A similar adverse event profile was reported in patients during maintenance treatment (n=131) with budesonide capsules. The incidence of adverse events was the same or less than observed during treatment for induction of remission.
Side effects typical of systemic glucocorticosteroid (such as Cushingoid features) may occur. The systemic effects of budesonide on the HPA-axis were found to be dose- dependent.
Symptoms And Treatment Of Overdose: Symptoms and Treatment: Acute overdosage with budesonide capsules, even in excessive doses, is not expected to be a clinical problem.
Occasional overdosing will not give any obvious symptoms in most cases but it will decrease the plasma cortisol level and increase the number and percentage of circulating neutrophils. The number and percentage of eosinophils will decrease concurrently. Stopping the treatment or decreasing the dose will abolish the induced effects.

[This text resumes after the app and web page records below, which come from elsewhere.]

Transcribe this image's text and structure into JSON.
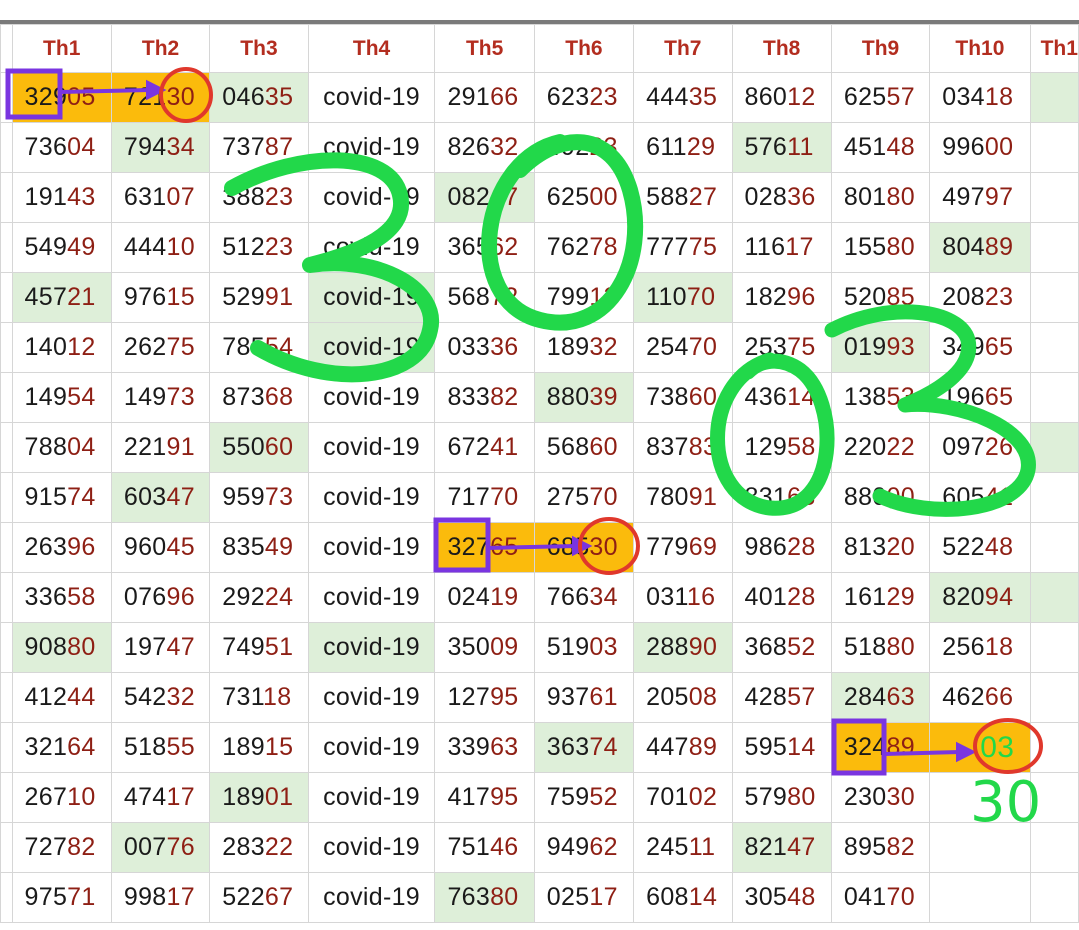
{
  "columns": [
    "",
    "Th1",
    "Th2",
    "Th3",
    "Th4",
    "Th5",
    "Th6",
    "Th7",
    "Th8",
    "Th9",
    "Th10",
    "Th1"
  ],
  "rows": [
    [
      "32905",
      "72130",
      "04635",
      "covid-19",
      "29166",
      "62323",
      "44435",
      "86012",
      "62557",
      "03418",
      ""
    ],
    [
      "73604",
      "79434",
      "73787",
      "covid-19",
      "82632",
      "49223",
      "61129",
      "57611",
      "45148",
      "99600",
      ""
    ],
    [
      "19143",
      "63107",
      "38823",
      "covid-19",
      "08247",
      "62500",
      "58827",
      "02836",
      "80180",
      "49797",
      ""
    ],
    [
      "54949",
      "44410",
      "51223",
      "covid-19",
      "36562",
      "76278",
      "77775",
      "11617",
      "15580",
      "80489",
      ""
    ],
    [
      "45721",
      "97615",
      "52991",
      "covid-19",
      "56872",
      "79913",
      "11070",
      "18296",
      "52085",
      "20823",
      ""
    ],
    [
      "14012",
      "26275",
      "78554",
      "covid-19",
      "03336",
      "18932",
      "25470",
      "25375",
      "01993",
      "34965",
      ""
    ],
    [
      "14954",
      "14973",
      "87368",
      "covid-19",
      "83382",
      "88039",
      "73860",
      "43614",
      "13853",
      "19665",
      ""
    ],
    [
      "78804",
      "22191",
      "55060",
      "covid-19",
      "67241",
      "56860",
      "83783",
      "12958",
      "22022",
      "09726",
      ""
    ],
    [
      "91574",
      "60347",
      "95973",
      "covid-19",
      "71770",
      "27570",
      "78091",
      "83168",
      "88000",
      "60541",
      ""
    ],
    [
      "26396",
      "96045",
      "83549",
      "covid-19",
      "32765",
      "68530",
      "77969",
      "98628",
      "81320",
      "52248",
      ""
    ],
    [
      "33658",
      "07696",
      "29224",
      "covid-19",
      "02419",
      "76634",
      "03116",
      "40128",
      "16129",
      "82094",
      ""
    ],
    [
      "90880",
      "19747",
      "74951",
      "covid-19",
      "35009",
      "51903",
      "28890",
      "36852",
      "51880",
      "25618",
      ""
    ],
    [
      "41244",
      "54232",
      "73118",
      "covid-19",
      "12795",
      "93761",
      "20508",
      "42857",
      "28463",
      "46266",
      ""
    ],
    [
      "32164",
      "51855",
      "18915",
      "covid-19",
      "33963",
      "36374",
      "44789",
      "59514",
      "32489",
      "03",
      ""
    ],
    [
      "26710",
      "47417",
      "18901",
      "covid-19",
      "41795",
      "75952",
      "70102",
      "57980",
      "23030",
      "",
      ""
    ],
    [
      "72782",
      "00776",
      "28322",
      "covid-19",
      "75146",
      "94962",
      "24511",
      "82147",
      "89582",
      "",
      ""
    ],
    [
      "97571",
      "99817",
      "52267",
      "covid-19",
      "76380",
      "02517",
      "60814",
      "30548",
      "04170",
      "",
      ""
    ]
  ],
  "green_cells": [
    [
      0,
      2
    ],
    [
      0,
      10
    ],
    [
      1,
      1
    ],
    [
      1,
      7
    ],
    [
      2,
      4
    ],
    [
      3,
      9
    ],
    [
      4,
      0
    ],
    [
      4,
      3
    ],
    [
      4,
      6
    ],
    [
      5,
      3
    ],
    [
      5,
      8
    ],
    [
      6,
      5
    ],
    [
      7,
      2
    ],
    [
      7,
      10
    ],
    [
      8,
      1
    ],
    [
      10,
      9
    ],
    [
      10,
      10
    ],
    [
      11,
      0
    ],
    [
      11,
      3
    ],
    [
      11,
      6
    ],
    [
      12,
      8
    ],
    [
      13,
      5
    ],
    [
      14,
      2
    ],
    [
      15,
      1
    ],
    [
      15,
      7
    ],
    [
      16,
      4
    ]
  ],
  "orange_cells": [
    [
      0,
      0
    ],
    [
      0,
      1
    ],
    [
      9,
      4
    ],
    [
      9,
      5
    ],
    [
      13,
      8
    ],
    [
      13,
      9
    ]
  ],
  "annotation_text": "30",
  "colors": {
    "header_text": "#b32d1f",
    "digit_tail": "#8e1f14",
    "green_fill": "#deefd9",
    "orange_fill": "#fbbb0c",
    "ink_green": "#22d84a",
    "ink_red": "#e0382c",
    "ink_purple": "#7a35e0"
  }
}
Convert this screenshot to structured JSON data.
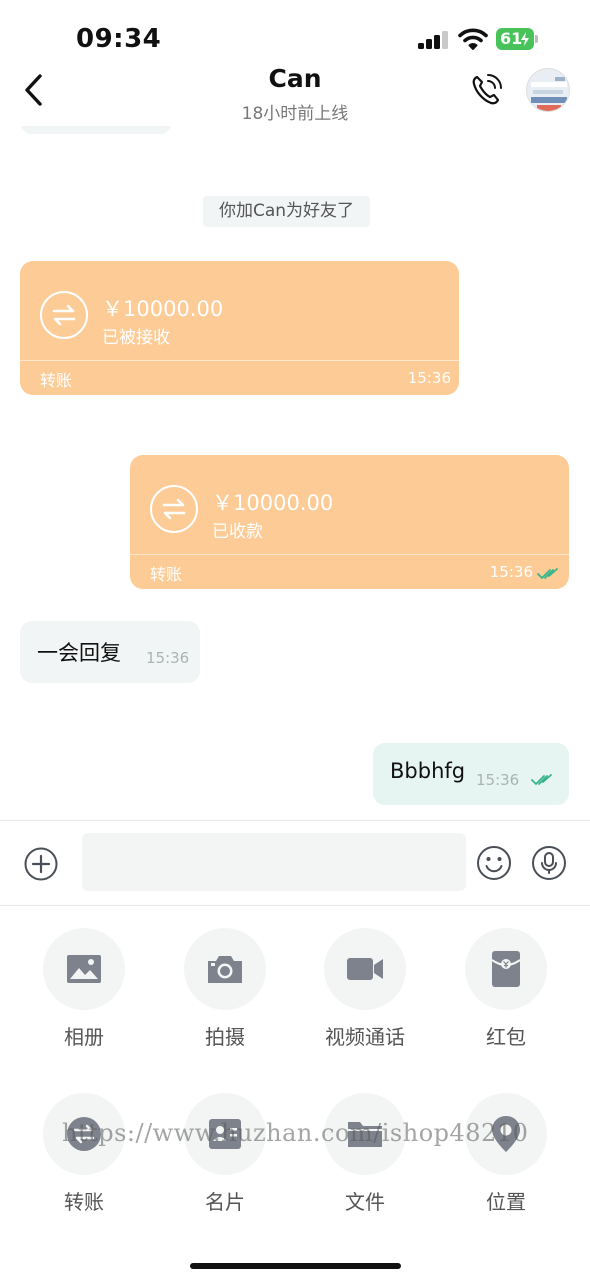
{
  "status_bar": {
    "time": "09:34",
    "battery": "61"
  },
  "header": {
    "title": "Can",
    "subtitle": "18小时前上线"
  },
  "system_message": "你加Can为好友了",
  "messages": {
    "transfer_received": {
      "amount": "￥10000.00",
      "status": "已被接收",
      "kind": "转账",
      "time": "15:36"
    },
    "transfer_sent": {
      "amount": "￥10000.00",
      "status": "已收款",
      "kind": "转账",
      "time": "15:36"
    },
    "text_incoming": {
      "text": "一会回复",
      "time": "15:36"
    },
    "text_outgoing": {
      "text": "Bbbhfg",
      "time": "15:36"
    }
  },
  "input": {
    "placeholder": ""
  },
  "tools": [
    {
      "label": "相册",
      "icon": "photo-album-icon"
    },
    {
      "label": "拍摄",
      "icon": "camera-icon"
    },
    {
      "label": "视频通话",
      "icon": "video-call-icon"
    },
    {
      "label": "红包",
      "icon": "red-packet-icon"
    },
    {
      "label": "转账",
      "icon": "transfer-icon"
    },
    {
      "label": "名片",
      "icon": "contact-card-icon"
    },
    {
      "label": "文件",
      "icon": "folder-icon"
    },
    {
      "label": "位置",
      "icon": "location-icon"
    }
  ],
  "watermark": "https://www.huzhan.com/ishop48210",
  "colors": {
    "transfer_bubble": "#fdcb96",
    "incoming_bubble": "#f2f5f5",
    "outgoing_bubble": "#e6f5f1",
    "read_check": "#38b48b",
    "battery": "#48c35a",
    "icon_gray": "#7d828c"
  }
}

Habitual overdosing may cause hypercorticism and HPA-suppression. Decreasing the dose or stopping the therapy, with the accepted procedures for discontinuing prolonged oral therapy with systemic steroids, will abolish these effects, although the restitution of the HPA-axis may be a slow process and during periods with pronounced physical stress (severe infections, trauma, surgical operations, etc.) it may be advisable to supplement with conventional systemic steroids.
Dosage And Administration: Active Disease: The recommended daily dose for induction of remission is 9 mg, administered once daily in the morning, for up to 8 weeks. The dose should be taken before meals.

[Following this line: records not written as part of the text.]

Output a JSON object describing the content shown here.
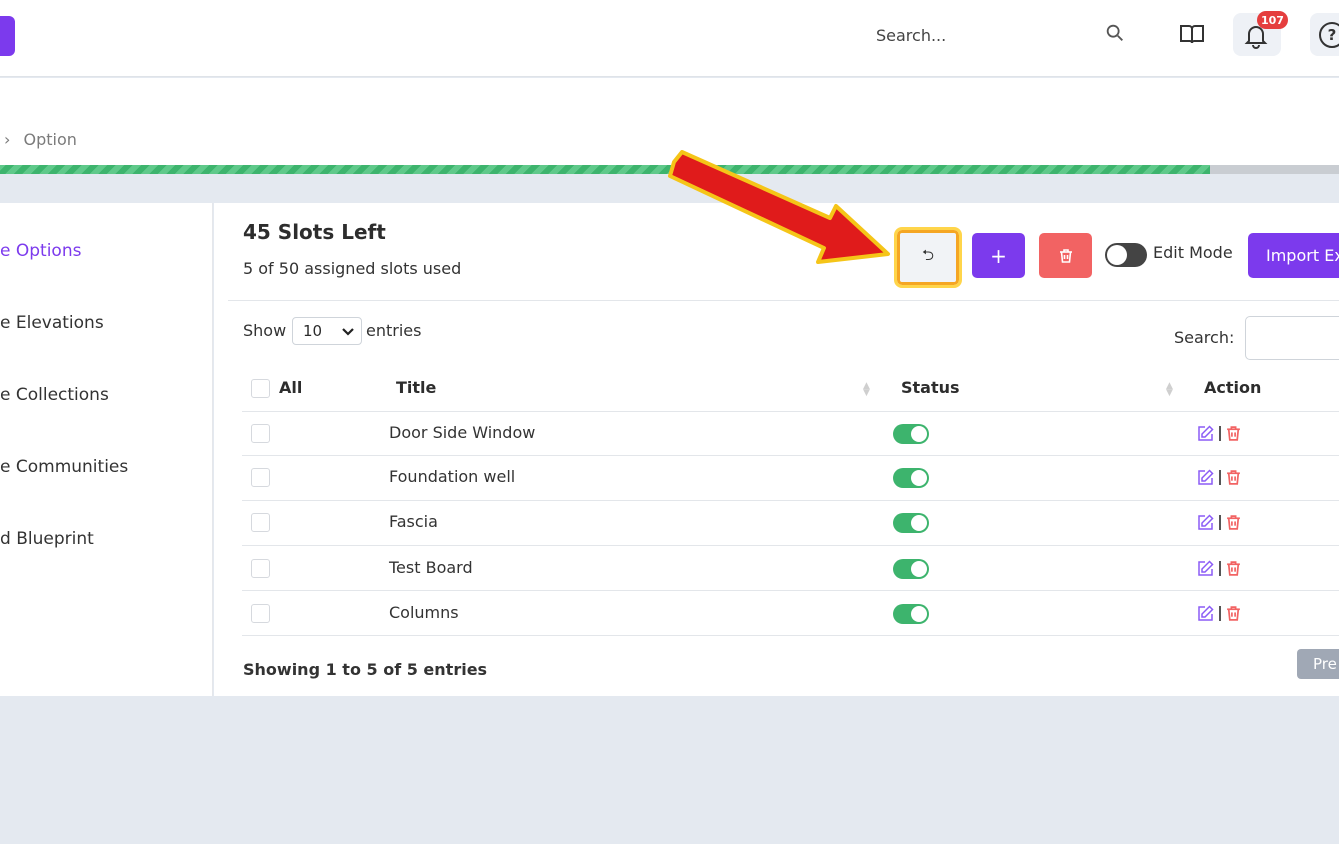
{
  "topbar": {
    "search_placeholder": "Search...",
    "notification_count": "107",
    "help_glyph": "?"
  },
  "breadcrumb": {
    "current": "Option",
    "separator": "›"
  },
  "progress": {
    "fraction": 0.904
  },
  "sidebar": {
    "items": [
      {
        "label": "e Options",
        "active": true
      },
      {
        "label": "e Elevations",
        "active": false
      },
      {
        "label": "e Collections",
        "active": false
      },
      {
        "label": "e Communities",
        "active": false
      },
      {
        "label": "d Blueprint",
        "active": false
      }
    ]
  },
  "panel": {
    "slots_title": "45 Slots Left",
    "slots_sub": "5 of 50 assigned slots used",
    "undo_glyph": "⮌",
    "add_glyph": "+",
    "edit_mode_label": "Edit Mode",
    "import_label": "Import Ex"
  },
  "table": {
    "show_label": "Show",
    "page_size": "10",
    "entries_label": "entries",
    "search_label": "Search:",
    "headers": {
      "all": "All",
      "title": "Title",
      "status": "Status",
      "action": "Action"
    },
    "rows": [
      {
        "title": "Door Side Window",
        "status": true
      },
      {
        "title": "Foundation well",
        "status": true
      },
      {
        "title": "Fascia",
        "status": true
      },
      {
        "title": "Test Board",
        "status": true
      },
      {
        "title": "Columns",
        "status": true
      }
    ],
    "showing": "Showing 1 to 5 of 5 entries",
    "prev_label": "Pre"
  },
  "colors": {
    "accent": "#7c3aed",
    "danger": "#f26363",
    "success": "#3db46d",
    "annotation_arrow": "#e01b1b",
    "annotation_highlight": "#f5a623"
  }
}
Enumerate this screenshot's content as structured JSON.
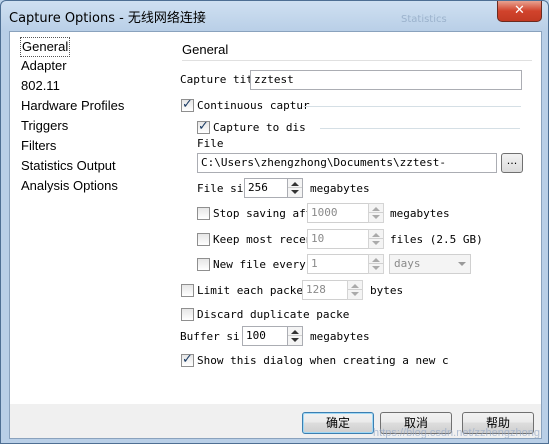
{
  "window": {
    "title": "Capture Options - 无线网络连接",
    "title_ghost": "Statistics",
    "close_glyph": "✕"
  },
  "sidebar": {
    "items": [
      {
        "label": "General",
        "selected": true
      },
      {
        "label": "Adapter"
      },
      {
        "label": "802.11"
      },
      {
        "label": "Hardware Profiles"
      },
      {
        "label": "Triggers"
      },
      {
        "label": "Filters"
      },
      {
        "label": "Statistics Output"
      },
      {
        "label": "Analysis Options"
      }
    ]
  },
  "general": {
    "heading": "General",
    "capture_title_label": "Capture tit",
    "capture_title_value": "zztest",
    "continuous_capture": {
      "label": "Continuous captur",
      "checked": true
    },
    "capture_to_disk": {
      "label": "Capture to dis",
      "checked": true
    },
    "file_label": "File",
    "file_value": "C:\\Users\\zhengzhong\\Documents\\zztest-",
    "browse_label": "...",
    "file_size_label": "File si",
    "file_size_value": "256",
    "file_size_unit": "megabytes",
    "stop_saving": {
      "label": "Stop saving aft",
      "checked": false,
      "value": "1000",
      "unit": "megabytes"
    },
    "keep_recent": {
      "label": "Keep most recen",
      "checked": false,
      "value": "10",
      "unit": "files (2.5 GB)"
    },
    "new_file_every": {
      "label": "New file every",
      "checked": false,
      "value": "1",
      "unit": "days"
    },
    "limit_packet": {
      "label": "Limit each packet",
      "checked": false,
      "value": "128",
      "unit": "bytes"
    },
    "discard_duplicate": {
      "label": "Discard duplicate packe",
      "checked": false
    },
    "buffer_size_label": "Buffer si",
    "buffer_size_value": "100",
    "buffer_size_unit": "megabytes",
    "show_dialog": {
      "label": "Show this dialog when creating a new c",
      "checked": true
    }
  },
  "buttons": {
    "ok": "确定",
    "cancel": "取消",
    "help": "帮助"
  },
  "watermark": "https://blog.csdn.net/zzhengzhong"
}
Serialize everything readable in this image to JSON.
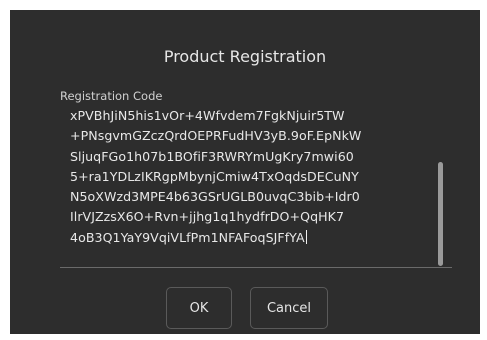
{
  "dialog": {
    "title": "Product Registration",
    "field_label": "Registration Code",
    "code_lines": [
      "xPVBhJiN5his1vOr+4Wfvdem7FgkNjuir5TW",
      "+PNsgvmGZczQrdOEPRFudHV3yB.9oF.EpNkW",
      "SljuqFGo1h07b1BOfiF3RWRYmUgKry7mwi60",
      "5+ra1YDLzIKRgpMbynjCmiw4TxOqdsDECuNY",
      "N5oXWzd3MPE4b63GSrUGLB0uvqC3bib+Idr0",
      "IlrVJZzsX6O+Rvn+jjhg1q1hydfrDO+QqHK7",
      "4oB3Q1YaY9VqiVLfPm1NFAFoqSJFfYA"
    ],
    "ok_label": "OK",
    "cancel_label": "Cancel"
  },
  "colors": {
    "dialog_background": "#2d2d2d",
    "text": "#e6e6e6",
    "button_border": "#5a5a5a"
  }
}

Maintenance of Remission: The recommended daily starting dose for the maintenance of remission is 6 mg, administered once daily in the morning before breakfast. The maintenance dose should be kept as low as necessary for control of disease symptoms.

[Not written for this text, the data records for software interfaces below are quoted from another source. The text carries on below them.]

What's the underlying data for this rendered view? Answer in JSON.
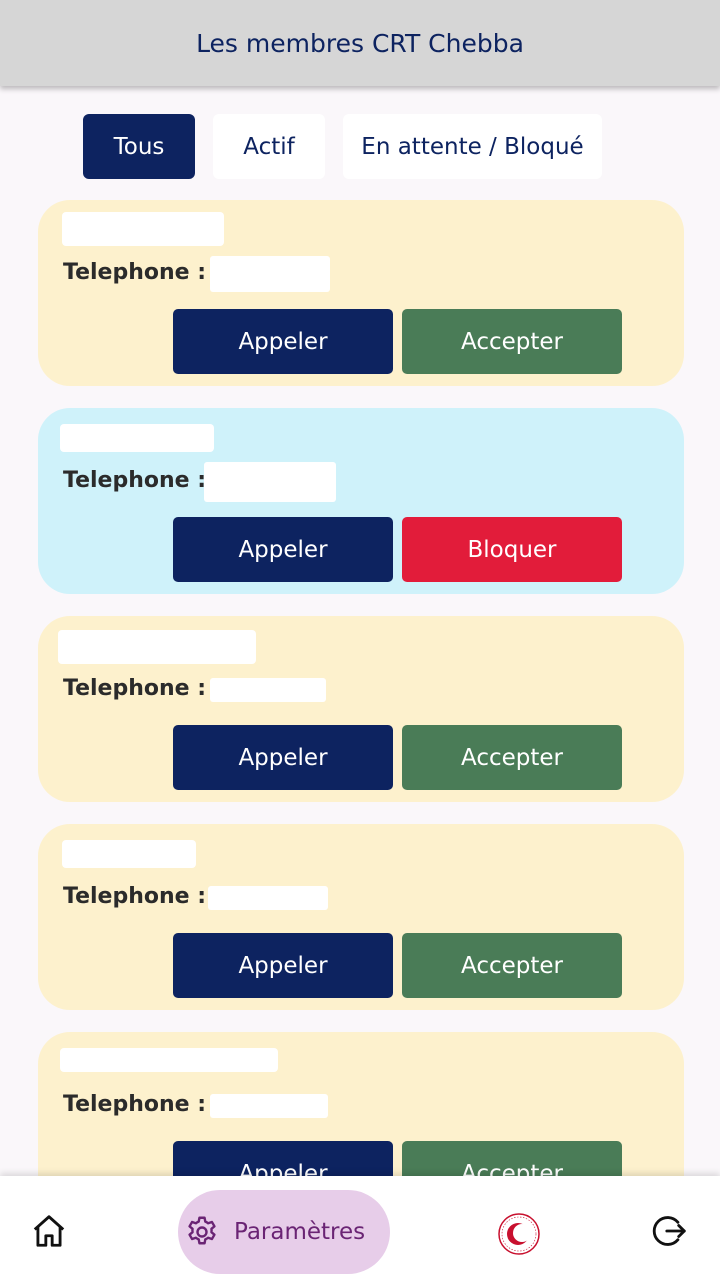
{
  "header": {
    "title": "Les membres CRT Chebba"
  },
  "filters": {
    "all": "Tous",
    "active": "Actif",
    "pending": "En attente / Bloqué"
  },
  "members": [
    {
      "status": "pending",
      "phone_label": "Telephone :",
      "call_label": "Appeler",
      "action_label": "Accepter"
    },
    {
      "status": "active",
      "phone_label": "Telephone :",
      "call_label": "Appeler",
      "action_label": "Bloquer"
    },
    {
      "status": "pending",
      "phone_label": "Telephone :",
      "call_label": "Appeler",
      "action_label": "Accepter"
    },
    {
      "status": "pending",
      "phone_label": "Telephone :",
      "call_label": "Appeler",
      "action_label": "Accepter"
    },
    {
      "status": "pending",
      "phone_label": "Telephone :",
      "call_label": "Appeler",
      "action_label": "Accepter"
    }
  ],
  "bottom_nav": {
    "home_icon": "home-icon",
    "settings_label": "Paramètres",
    "settings_icon": "gear-icon",
    "logo_icon": "red-crescent-logo",
    "logout_icon": "logout-icon"
  },
  "colors": {
    "primary": "#0d2360",
    "accept": "#4a7c57",
    "block": "#e21c3a",
    "pending_card": "#fdf1cd",
    "active_card": "#cff2fa",
    "settings_pill": "#e7cde9"
  }
}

During prolonged treatment, dosing may have to be adjusted depending on the disease activity.
Treatment with budesonide capsules should be tapered before cessation. It is recommended that the dose be reduced for the last 2 to 4 weeks of therapy. The rate of tapering should be patient-specific and the patient should be monitored by the treating physician during this period.
The capsules should be swallowed whole with water, and not chewed, broken or crushed before being swallowed.
Availability And Storage: Each controlled ileal release, 2-piece hard gelatin capsule, with an opaque light grey body and an opaque pink cap printed CIR 3 mg in radial black ink, contains: micronized budesonide 3 mg. Nonmedicinal ingredients: acetyltributyl citrate, dimethicone, ethylcellulose, gelatin, iron oxide, methacrylic acid copolymer, polysorbate 80, sodium lauryl sulfate, sucrose, talc, titanium dioxide and triethylcitrate. High density polyethylene bottles of 100 with a polypropylene screw cap.
There is a desiccant pellet in the cap. The capsules should be dispensed and stored in the original container. The patient should be advised to keep the bottle tightly capped. Store at controlled room temperature (15 to 30°C).
ENTOCORT® Capsules Astra Budesonide Glucocorticosteroid for the Treatment of Crohn’s Disease Affecting the Ileum and/or Ascending Colon